Apple the distributor. Apple the bundler. Apple the affinity club marketer. Those are some new roles that we’re likely to see Monday at the company’s “It’s show time” event in Cupertino.
The big show will be mainly about the little box: TV. If reports are accurate, Apple will not be announcing a new service to rival Netflix as has been long speculated. Rather, it will announce a new TV storefront where Apple device owners can buy bundles of video subscriptions from other producers and distributors. For instance, you may be able to buy a bundle of Showtime, HBO, and Starz for a better price than buying each service separately, reports Recode’s Peter Kafka. Netflix will not be on the menu, however.
If this sounds familiar it’s because Apple already sells TV subscriptions in its app store, including the Amazon Prime video app. And its TV app already sets up a sort of programming guide of content you get from your cable and streaming video subscriptions. In fact, the TV app might be expanded to act as the primary control hub for the bundled content. What’s different is that in the new arrangement Apple will host the video streams (and collect the valuable usage data), instead of sending users off to the third-party site to watch video.
Apple has been developing its own video content for well over a year–it’s said to have about 30 shows in development now–which has further stirred up speculation that Apple was preparing to offer a subscription video service to compete directly with Netflix. Recode reports that instead Apple may give away its homegrown shows for free to sweeten the deal on the third-party subscription bundles.
Apple’s video offering may look something like that of Amazon Prime video—with an important difference. Amazon offers both its own TV shows and movies and sells subscriptions to other services like MLB.tv and Starz. But it also licenses large catalogs of movie and TV content from rights holders like Disney and Warner Brothers.

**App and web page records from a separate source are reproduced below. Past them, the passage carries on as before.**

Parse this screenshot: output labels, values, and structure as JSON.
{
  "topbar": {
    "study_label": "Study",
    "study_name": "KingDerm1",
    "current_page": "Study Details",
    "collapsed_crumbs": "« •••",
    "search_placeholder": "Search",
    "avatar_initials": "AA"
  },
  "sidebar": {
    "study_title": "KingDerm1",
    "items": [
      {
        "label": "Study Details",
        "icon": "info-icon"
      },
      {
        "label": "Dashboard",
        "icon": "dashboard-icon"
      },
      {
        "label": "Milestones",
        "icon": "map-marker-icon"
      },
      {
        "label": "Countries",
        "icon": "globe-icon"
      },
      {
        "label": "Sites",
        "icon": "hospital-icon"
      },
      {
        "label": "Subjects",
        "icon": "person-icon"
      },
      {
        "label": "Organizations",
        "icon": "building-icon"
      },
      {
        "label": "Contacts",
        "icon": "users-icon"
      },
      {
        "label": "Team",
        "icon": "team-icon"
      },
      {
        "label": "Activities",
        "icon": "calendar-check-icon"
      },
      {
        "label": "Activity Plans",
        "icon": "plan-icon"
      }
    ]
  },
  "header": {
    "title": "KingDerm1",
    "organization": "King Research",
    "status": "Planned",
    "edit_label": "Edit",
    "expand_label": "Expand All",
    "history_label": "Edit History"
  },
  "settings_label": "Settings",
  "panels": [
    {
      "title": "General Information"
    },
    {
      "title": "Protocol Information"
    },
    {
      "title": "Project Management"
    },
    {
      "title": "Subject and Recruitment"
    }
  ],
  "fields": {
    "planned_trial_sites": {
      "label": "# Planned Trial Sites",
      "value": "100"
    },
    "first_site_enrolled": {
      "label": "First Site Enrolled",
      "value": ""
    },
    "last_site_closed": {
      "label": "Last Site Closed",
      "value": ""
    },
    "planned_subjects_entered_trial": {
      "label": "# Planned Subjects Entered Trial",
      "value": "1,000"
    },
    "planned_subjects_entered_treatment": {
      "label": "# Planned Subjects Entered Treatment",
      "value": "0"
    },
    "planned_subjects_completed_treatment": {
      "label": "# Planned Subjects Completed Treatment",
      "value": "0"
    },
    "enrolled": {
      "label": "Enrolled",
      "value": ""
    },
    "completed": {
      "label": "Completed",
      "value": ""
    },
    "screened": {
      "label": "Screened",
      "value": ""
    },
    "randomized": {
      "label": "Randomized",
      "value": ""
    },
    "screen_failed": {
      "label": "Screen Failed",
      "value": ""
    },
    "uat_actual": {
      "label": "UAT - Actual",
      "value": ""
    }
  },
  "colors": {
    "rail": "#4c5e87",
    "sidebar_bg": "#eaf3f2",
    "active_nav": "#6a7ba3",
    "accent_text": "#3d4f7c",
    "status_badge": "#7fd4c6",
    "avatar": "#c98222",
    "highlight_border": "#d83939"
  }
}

Apple, if the reports are correct, will not be licensing those catalogs.
A Netflix for News
Part of Monday’s parade of bundles will be a new newspaper and magazine subscription service built atop Texture, which Apple acquired in 2018. Texture itself had agreements with more than 200 magazines at the time of its purchase. Apple has reportedly been recruiting more magazines, and, importantly, more news services to contribute content. Vox Media and the Wall Street Journal have reportedly signed on. But neither The New York Times nor the Washington Post will be part of the service, an omission that could be a dealbreaker for some.
The Wall Street Journal recently reported that Apple has partnered with Goldman Sachs to offer a credit card. The card will be offered to iPhone users and will be integrated with the Wallet app on the phones. Why would Apple talk about this at a product event? It’s possible that Apple might tie the new card–or more specifically its rewards–in with its burgeoning services business in some way. For instance, Apple might offer people a discount on certain Apple services, which could include TV services, if they use the card to pay for them.
I’ve heard a number of Apple watchers say that Apple intends to form bundles out of all the above service options, in addition to other services like its cloud services and its Apple Music service. With the credit card, Apple may soon start to look like a giant affinity program for iPhone users.
Apple has been dropping signals this week that the two-hour presentation will be dominated by the new video storefront. The company made several announcements this week, including a new iPad mini (see Harry’s review here), a newly upgraded iMac, and new AirPods. Making those announcements this week may relieve the company from devoting stage time to them on Monday.
I’ll be on hand at the event Monday pumping out the news and analysis starting at 10 a.m. Pacific Time.